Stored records
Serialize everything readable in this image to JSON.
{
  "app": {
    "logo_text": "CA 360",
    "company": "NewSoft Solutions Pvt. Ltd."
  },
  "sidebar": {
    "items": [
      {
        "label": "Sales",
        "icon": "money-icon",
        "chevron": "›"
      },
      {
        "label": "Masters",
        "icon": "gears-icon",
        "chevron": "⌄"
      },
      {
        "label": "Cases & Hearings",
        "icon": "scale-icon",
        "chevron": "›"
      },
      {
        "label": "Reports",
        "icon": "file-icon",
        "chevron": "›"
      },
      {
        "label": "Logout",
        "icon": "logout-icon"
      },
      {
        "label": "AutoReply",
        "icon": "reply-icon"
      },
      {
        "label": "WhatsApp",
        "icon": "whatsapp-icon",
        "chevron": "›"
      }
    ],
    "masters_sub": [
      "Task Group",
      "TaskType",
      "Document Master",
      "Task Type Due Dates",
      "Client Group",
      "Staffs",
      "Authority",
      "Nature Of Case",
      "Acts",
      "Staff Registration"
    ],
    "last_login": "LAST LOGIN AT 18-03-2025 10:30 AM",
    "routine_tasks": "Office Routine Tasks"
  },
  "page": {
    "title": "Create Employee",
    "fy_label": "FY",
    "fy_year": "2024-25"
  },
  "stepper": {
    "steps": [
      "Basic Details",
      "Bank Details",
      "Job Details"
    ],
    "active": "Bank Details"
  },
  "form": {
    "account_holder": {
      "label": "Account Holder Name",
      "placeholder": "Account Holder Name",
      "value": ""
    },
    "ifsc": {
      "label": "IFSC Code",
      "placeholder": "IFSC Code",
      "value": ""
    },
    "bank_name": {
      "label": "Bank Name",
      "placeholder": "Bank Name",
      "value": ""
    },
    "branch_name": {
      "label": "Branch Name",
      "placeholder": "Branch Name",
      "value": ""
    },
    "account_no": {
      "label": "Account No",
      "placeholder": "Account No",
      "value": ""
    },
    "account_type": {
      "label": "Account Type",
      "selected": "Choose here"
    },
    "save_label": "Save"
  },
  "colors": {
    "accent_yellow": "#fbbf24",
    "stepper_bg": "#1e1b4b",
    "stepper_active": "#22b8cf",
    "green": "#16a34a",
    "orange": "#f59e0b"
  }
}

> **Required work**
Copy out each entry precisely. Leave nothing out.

> **Answer for the task**
Serialize everything readable in this image to JSON.
{
  "app": {
    "logo_text": "CA 360",
    "company": "NewSoft Solutions Pvt. Ltd."
  },
  "sidebar": {
    "items": [
      {
        "label": "Sales",
        "icon": "money-icon",
        "chevron": "›"
      },
      {
        "label": "Masters",
        "icon": "gears-icon",
        "chevron": "⌄"
      },
      {
        "label": "Cases & Hearings",
        "icon": "scale-icon",
        "chevron": "›"
      },
      {
        "label": "Reports",
        "icon": "file-icon",
        "chevron": "›"
      },
      {
        "label": "Logout",
        "icon": "logout-icon"
      },
      {
        "label": "AutoReply",
        "icon": "reply-icon"
      },
      {
        "label": "WhatsApp",
        "icon": "whatsapp-icon",
        "chevron": "›"
      }
    ],
    "masters_sub": [
      "Task Group",
      "TaskType",
      "Document Master",
      "Task Type Due Dates",
      "Client Group",
      "Staffs",
      "Authority",
      "Nature Of Case",
      "Acts",
      "Staff Registration"
    ],
    "last_login": "LAST LOGIN AT 18-03-2025 10:30 AM",
    "routine_tasks": "Office Routine Tasks"
  },
  "page": {
    "title": "Create Employee",
    "fy_label": "FY",
    "fy_year": "2024-25"
  },
  "stepper": {
    "steps": [
      "Basic Details",
      "Bank Details",
      "Job Details"
    ],
    "active": "Bank Details"
  },
  "form": {
    "account_holder": {
      "label": "Account Holder Name",
      "placeholder": "Account Holder Name",
      "value": ""
    },
    "ifsc": {
      "label": "IFSC Code",
      "placeholder": "IFSC Code",
      "value": ""
    },
    "bank_name": {
      "label": "Bank Name",
      "placeholder": "Bank Name",
      "value": ""
    },
    "branch_name": {
      "label": "Branch Name",
      "placeholder": "Branch Name",
      "value": ""
    },
    "account_no": {
      "label": "Account No",
      "placeholder": "Account No",
      "value": ""
    },
    "account_type": {
      "label": "Account Type",
      "selected": "Choose here"
    },
    "save_label": "Save"
  },
  "colors": {
    "accent_yellow": "#fbbf24",
    "stepper_bg": "#1e1b4b",
    "stepper_active": "#22b8cf",
    "green": "#16a34a",
    "orange": "#f59e0b"
  }
}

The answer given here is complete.